Expectations for tonight’s show are high to say the least; the first date of BFW’s first UK headline tour in four years, and their first on UK soil since the release of their new album ‘Uprising’. Hand-picked local openers Doomed From Day One start off slowly, but really win over the crowd and make plenty of new friends with their take on deathcore, displaying some memorable riffs and breakdowns for a genre that has become somewhat stagnant and overpopulated in recent years.
Silent Screams are next to perform, and the crowd are anything but silent. The centre of the floor is cleared to make room for the two-steppers flailing along to every breakdown. Bassist Tom Craig complains about having a cold, though this doesn’t seem to affect his clean vocals to any noticeable degree. Unfortunately though, the band runs over time, meaning they are unable to play their planned closing song ‘When It Rains’, much to the disappointment of their fans.
Technical problems delay the arrival of Heart Of A Coward, but when things finally get going they more than make up for lost time. The next half an hour or so is a brutal assault on the senses both figuratively and literally, thanks to some over-zealous two-steppers deciding to roundhouse kick their way into the people trying desperately to avoid them. New single ‘Deadweight’ prompts a wave of crowd surfers to appear, one even turning a cartwheel back into the pit from the stage. Seemingly frustrated with the earlier problems and again having to cut their set short, the band seem somewhat relieved as they pack up their equipment.

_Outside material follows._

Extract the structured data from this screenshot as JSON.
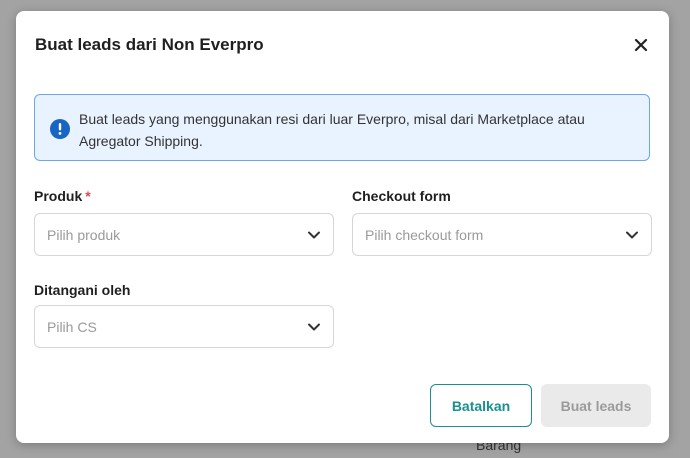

Most of the inconsiderate hardcore kids seem to have (two) stepped aside as BFW hit the stage, leaving room for their devotees to happily bang their heads without fear of it being removed from their necks by a misplaced arm or leg. Vocalist Scott Kennedy regularly thrusts his microphone into the audience, which includes various members of local heroes Bury Tomorrow and Heart In Hand, for them to scream along to every word. Crowd-pleasing favourites such as ‘The Novelist’ and ‘The Healing’ make an appearance, though it is the new songs like ‘It Lives In Me’ and ‘Uprising’ that really shine through. At the conclusion of their set, the sweaty Scotsmen leave the stage, only to be forced back on minutes later by the unrelenting cries of “one more song” from their fans for a genuine, unplanned encore, which Kennedy delivers from the centre of a pit spanning the entire width of the room. If performances of this standard continue, it surely can’t be long until BFW join the likes of Bring Me the Horizon and While She Sleeps in the premier league of modern British metal.